Nearly 1,000 veterans descended upon the West Side this afternoon in search of employment. Roseanne Colletti spoke with some of these heroes about the difficulties they face after returning home from war.
A job fair catering only to U.S. military veterans drew an estimated 1,000 men and women to the deck of the U.S. Intrepid last week.
The job fair is one of 100 that will be held in cities around the country by the U.S. Chamber of Commerce and the U.S. Department of Labor. The fairs come at a time when unemployment among veterans far exceeds the national average.
"Companies want to hire veterans, but don't always know how to find them," said Kevin Schmiegel, vice-president of the U.S. Chamber of Commerce.

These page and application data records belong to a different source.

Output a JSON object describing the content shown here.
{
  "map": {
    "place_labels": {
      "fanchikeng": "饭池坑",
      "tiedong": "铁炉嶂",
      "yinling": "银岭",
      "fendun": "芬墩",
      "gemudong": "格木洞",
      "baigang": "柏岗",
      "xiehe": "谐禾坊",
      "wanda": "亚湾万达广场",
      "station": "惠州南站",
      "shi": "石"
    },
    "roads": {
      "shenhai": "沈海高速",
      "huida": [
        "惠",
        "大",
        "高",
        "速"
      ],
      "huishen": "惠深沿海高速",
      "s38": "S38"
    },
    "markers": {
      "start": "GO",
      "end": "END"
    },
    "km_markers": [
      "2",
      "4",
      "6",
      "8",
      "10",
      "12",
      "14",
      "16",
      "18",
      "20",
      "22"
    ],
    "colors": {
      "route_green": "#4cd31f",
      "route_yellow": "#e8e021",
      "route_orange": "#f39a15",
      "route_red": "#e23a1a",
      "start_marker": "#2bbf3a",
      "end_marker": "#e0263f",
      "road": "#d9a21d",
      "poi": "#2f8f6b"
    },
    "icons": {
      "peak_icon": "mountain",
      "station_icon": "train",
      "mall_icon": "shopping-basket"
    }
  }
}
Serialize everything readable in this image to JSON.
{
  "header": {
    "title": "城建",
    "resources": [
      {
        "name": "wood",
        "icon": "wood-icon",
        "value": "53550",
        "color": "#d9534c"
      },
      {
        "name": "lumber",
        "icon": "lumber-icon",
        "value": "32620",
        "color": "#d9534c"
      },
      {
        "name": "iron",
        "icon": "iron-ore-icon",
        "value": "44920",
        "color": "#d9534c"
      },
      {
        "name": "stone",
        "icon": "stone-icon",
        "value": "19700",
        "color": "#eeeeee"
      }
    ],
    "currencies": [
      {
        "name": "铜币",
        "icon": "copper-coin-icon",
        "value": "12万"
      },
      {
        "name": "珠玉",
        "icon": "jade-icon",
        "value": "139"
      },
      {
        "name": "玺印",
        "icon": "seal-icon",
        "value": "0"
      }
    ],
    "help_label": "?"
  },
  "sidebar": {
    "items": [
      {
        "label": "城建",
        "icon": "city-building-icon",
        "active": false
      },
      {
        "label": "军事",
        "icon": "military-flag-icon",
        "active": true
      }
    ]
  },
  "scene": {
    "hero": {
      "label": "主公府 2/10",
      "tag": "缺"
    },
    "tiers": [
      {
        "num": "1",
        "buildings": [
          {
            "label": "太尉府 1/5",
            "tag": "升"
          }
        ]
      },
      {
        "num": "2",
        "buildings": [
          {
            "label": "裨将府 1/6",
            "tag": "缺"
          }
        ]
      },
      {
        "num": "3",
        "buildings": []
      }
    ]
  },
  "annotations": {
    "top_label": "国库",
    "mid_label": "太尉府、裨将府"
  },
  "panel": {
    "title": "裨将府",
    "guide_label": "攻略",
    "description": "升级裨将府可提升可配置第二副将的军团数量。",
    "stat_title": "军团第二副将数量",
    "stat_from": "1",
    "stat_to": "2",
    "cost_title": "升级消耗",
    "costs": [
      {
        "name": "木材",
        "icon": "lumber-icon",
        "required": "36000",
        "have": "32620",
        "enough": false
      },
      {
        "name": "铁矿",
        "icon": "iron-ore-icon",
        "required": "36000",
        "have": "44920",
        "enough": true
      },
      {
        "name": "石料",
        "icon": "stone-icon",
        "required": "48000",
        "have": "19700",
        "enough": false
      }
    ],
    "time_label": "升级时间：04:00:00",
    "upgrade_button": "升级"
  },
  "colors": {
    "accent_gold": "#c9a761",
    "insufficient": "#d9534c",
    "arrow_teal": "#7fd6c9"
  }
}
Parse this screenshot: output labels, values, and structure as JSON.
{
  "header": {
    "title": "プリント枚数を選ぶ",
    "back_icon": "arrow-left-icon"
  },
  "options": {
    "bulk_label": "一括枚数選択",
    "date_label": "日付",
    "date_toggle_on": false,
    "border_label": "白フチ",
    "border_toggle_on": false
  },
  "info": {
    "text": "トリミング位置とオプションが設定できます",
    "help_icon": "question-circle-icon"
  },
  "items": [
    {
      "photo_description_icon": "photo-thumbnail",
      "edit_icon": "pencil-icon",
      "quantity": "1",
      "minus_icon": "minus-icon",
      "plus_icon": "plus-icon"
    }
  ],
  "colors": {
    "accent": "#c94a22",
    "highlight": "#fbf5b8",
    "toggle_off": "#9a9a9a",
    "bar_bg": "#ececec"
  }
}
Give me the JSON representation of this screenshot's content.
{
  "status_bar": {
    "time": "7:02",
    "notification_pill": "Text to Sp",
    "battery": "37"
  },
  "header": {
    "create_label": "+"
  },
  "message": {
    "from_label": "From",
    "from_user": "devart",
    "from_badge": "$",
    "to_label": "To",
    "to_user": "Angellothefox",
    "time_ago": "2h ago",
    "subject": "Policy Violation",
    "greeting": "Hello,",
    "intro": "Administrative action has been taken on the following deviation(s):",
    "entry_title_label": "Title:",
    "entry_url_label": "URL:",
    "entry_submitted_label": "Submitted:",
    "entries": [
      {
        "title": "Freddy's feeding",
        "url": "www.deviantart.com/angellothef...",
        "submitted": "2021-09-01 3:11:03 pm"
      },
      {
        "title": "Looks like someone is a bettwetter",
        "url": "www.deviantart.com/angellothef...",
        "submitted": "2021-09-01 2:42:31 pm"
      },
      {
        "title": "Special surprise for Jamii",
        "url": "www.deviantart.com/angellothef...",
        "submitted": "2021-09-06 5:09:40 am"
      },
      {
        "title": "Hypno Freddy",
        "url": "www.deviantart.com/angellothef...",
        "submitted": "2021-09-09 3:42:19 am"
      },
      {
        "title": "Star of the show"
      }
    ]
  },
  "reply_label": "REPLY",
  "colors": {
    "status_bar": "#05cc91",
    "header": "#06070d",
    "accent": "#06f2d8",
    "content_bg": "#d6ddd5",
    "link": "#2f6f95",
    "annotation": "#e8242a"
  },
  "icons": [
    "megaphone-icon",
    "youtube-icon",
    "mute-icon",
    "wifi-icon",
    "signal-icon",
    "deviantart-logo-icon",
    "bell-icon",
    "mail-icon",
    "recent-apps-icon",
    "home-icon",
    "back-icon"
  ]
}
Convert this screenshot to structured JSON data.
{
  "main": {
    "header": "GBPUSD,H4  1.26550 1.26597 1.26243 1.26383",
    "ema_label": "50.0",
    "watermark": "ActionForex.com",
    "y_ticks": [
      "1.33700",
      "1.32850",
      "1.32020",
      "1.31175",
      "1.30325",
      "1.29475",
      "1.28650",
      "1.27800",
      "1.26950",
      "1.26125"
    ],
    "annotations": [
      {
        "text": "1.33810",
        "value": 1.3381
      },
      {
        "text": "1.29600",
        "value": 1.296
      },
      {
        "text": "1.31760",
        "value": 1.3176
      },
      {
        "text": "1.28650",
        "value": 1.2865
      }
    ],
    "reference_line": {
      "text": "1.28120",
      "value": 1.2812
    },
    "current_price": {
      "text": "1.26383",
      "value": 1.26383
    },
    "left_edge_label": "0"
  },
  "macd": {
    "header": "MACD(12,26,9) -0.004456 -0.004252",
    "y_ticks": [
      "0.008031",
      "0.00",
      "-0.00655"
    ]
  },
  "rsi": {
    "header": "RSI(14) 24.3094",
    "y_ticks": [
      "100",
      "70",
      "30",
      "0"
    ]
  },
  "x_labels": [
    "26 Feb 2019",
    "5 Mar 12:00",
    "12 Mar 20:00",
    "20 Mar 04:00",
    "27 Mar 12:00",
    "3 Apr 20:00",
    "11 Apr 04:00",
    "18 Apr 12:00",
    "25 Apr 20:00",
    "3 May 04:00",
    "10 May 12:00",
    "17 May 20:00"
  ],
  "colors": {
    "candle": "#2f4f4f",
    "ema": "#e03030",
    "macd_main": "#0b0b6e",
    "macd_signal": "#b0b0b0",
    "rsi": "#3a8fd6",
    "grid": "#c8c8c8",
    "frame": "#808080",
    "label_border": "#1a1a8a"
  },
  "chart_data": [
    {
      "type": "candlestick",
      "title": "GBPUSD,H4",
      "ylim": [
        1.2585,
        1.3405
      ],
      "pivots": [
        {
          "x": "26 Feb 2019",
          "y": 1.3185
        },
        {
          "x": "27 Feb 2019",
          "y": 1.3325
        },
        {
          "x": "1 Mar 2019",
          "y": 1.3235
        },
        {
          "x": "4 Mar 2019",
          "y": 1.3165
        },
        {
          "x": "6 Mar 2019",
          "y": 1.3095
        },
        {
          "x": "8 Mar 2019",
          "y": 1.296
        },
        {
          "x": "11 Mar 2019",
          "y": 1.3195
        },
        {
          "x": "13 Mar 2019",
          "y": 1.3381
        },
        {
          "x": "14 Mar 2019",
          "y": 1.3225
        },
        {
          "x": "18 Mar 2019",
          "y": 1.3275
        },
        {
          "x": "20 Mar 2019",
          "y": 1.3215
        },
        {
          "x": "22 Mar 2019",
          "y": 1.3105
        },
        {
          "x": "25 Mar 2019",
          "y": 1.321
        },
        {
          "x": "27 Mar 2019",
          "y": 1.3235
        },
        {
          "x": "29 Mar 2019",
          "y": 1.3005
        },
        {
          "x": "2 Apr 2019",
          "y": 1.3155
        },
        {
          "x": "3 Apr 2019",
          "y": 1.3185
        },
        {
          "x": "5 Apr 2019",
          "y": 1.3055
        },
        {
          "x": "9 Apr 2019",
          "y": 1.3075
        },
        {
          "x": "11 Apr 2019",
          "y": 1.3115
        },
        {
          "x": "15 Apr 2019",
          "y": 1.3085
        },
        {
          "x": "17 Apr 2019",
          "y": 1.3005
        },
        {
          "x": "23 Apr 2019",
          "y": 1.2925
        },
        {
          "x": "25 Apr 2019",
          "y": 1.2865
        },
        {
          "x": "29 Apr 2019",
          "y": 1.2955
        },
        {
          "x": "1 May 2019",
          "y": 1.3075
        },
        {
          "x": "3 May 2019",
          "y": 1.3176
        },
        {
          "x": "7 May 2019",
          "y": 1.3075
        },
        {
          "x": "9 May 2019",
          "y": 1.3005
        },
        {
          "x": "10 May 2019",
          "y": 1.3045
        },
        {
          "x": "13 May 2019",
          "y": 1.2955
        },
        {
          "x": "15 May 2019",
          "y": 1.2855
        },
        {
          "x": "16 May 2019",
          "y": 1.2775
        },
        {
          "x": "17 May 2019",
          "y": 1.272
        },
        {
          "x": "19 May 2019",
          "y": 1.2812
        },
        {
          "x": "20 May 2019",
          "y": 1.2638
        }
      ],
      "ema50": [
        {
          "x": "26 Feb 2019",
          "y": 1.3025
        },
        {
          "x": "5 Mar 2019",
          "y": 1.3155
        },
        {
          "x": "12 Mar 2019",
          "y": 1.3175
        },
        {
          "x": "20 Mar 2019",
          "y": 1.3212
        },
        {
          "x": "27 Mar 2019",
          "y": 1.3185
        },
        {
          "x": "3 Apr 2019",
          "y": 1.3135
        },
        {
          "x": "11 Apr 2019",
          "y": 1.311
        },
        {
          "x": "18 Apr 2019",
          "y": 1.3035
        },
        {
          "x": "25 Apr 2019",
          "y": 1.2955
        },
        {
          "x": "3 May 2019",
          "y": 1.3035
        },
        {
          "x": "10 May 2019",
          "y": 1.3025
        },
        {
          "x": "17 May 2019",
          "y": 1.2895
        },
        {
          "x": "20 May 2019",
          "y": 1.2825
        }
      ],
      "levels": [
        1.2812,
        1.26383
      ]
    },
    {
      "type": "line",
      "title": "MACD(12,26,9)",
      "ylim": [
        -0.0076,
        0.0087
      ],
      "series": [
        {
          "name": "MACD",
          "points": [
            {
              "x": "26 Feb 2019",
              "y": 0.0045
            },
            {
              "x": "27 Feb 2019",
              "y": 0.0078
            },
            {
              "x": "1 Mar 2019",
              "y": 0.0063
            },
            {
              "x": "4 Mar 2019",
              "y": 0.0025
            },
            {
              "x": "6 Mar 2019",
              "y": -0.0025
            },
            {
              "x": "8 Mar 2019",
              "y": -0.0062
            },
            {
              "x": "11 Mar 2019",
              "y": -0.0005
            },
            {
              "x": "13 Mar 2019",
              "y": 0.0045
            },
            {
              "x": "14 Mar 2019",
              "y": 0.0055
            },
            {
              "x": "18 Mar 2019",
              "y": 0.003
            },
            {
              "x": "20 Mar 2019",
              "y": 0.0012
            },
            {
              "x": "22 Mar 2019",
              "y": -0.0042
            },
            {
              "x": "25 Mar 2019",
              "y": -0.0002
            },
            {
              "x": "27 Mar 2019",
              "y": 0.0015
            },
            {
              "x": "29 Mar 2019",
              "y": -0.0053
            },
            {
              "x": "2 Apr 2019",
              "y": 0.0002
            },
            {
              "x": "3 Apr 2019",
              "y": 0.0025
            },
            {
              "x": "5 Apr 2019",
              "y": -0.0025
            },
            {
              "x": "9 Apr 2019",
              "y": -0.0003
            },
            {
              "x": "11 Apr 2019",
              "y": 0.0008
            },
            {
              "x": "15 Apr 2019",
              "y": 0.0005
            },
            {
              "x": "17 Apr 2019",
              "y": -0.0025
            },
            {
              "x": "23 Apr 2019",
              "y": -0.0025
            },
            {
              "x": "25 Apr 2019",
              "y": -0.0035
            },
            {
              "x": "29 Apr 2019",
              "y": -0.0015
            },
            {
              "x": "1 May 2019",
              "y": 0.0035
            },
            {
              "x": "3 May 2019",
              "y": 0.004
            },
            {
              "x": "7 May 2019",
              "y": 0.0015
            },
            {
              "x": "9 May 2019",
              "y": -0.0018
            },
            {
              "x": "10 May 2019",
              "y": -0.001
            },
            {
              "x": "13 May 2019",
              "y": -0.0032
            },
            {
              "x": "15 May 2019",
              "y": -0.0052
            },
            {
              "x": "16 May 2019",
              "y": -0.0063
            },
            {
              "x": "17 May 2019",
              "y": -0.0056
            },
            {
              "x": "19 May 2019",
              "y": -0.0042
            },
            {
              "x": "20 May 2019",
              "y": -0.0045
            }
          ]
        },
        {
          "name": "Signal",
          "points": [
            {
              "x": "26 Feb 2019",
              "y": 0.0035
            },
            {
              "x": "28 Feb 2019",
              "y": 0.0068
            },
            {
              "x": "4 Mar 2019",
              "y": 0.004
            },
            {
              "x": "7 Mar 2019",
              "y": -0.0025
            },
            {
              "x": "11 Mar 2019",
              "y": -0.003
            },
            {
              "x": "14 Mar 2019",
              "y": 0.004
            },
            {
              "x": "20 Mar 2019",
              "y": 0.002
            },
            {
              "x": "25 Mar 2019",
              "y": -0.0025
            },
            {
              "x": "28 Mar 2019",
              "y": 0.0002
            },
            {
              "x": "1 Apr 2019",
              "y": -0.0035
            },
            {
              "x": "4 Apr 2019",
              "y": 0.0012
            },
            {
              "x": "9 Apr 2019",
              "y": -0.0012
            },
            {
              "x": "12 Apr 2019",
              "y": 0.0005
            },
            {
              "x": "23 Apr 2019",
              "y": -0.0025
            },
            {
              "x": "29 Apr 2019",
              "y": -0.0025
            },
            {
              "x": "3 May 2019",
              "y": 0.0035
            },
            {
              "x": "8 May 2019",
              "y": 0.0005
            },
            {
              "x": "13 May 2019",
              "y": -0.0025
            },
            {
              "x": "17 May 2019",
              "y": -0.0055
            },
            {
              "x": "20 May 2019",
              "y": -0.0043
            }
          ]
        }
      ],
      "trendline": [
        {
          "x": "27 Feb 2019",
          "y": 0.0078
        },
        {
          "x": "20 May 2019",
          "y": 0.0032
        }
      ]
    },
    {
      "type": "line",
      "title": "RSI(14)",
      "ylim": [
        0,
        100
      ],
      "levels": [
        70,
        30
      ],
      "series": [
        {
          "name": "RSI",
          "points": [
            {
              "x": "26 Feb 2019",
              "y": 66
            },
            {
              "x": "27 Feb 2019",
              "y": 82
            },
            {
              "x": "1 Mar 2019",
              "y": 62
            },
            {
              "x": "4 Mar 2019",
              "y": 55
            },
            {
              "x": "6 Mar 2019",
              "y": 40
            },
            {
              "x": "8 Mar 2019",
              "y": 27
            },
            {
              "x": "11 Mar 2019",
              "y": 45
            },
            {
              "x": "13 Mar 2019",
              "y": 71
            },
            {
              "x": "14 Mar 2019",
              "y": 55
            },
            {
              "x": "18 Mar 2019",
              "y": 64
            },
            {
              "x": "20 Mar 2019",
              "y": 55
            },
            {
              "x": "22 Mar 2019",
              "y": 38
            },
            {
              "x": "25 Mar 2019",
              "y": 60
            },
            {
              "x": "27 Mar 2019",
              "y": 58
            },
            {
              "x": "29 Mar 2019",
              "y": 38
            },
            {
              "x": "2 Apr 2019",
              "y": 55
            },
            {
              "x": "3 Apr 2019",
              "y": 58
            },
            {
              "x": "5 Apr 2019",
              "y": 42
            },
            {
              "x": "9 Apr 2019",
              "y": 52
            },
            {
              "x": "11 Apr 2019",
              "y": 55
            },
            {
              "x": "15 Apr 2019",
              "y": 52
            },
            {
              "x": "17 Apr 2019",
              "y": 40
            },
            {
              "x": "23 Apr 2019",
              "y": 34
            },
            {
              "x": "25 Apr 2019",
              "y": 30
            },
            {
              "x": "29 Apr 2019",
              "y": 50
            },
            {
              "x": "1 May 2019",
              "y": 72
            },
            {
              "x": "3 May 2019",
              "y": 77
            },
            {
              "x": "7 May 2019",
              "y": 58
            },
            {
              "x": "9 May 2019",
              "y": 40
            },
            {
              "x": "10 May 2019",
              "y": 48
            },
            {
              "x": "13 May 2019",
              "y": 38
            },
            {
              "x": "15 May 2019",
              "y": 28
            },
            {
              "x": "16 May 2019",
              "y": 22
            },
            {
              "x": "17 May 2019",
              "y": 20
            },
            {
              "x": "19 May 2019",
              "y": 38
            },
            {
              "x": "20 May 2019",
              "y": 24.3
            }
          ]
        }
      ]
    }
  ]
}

The events are supposed to facilitate the introductions, but there is a requirement for participating employers -- they must be hiring and have real jobs available.
Former Army Staff Sgt. Arturo Gomez of Staten Island said he has been looking for a job since his return from Iraq last August. "I'm in the medical administration field and it's kind of hard," he said. He said he wants to try to use the skills he obtained from his seven years in the military.
The rate of unemployment for returning veterans is markedly higher than the national unemployment rate, especially among those ages 18-24. "Generally these are enlisted people who don't have college degrees yet," said Schmiegel.
"When I was on active duty I didn't have time to go to school because I was always in the war zone," said Valerie Chatelain of Brooklyn, who returned from Iraq last August. The former Army supply specialist told NBC New York she plans to go to work toward a degree once she can find a job.
"We're revising the way we transition people from military to civilian life," said Raymond Jefferson, assistant Secretary of Labor, visiting the Manhattan fair. "We want to give these men and women a better chance."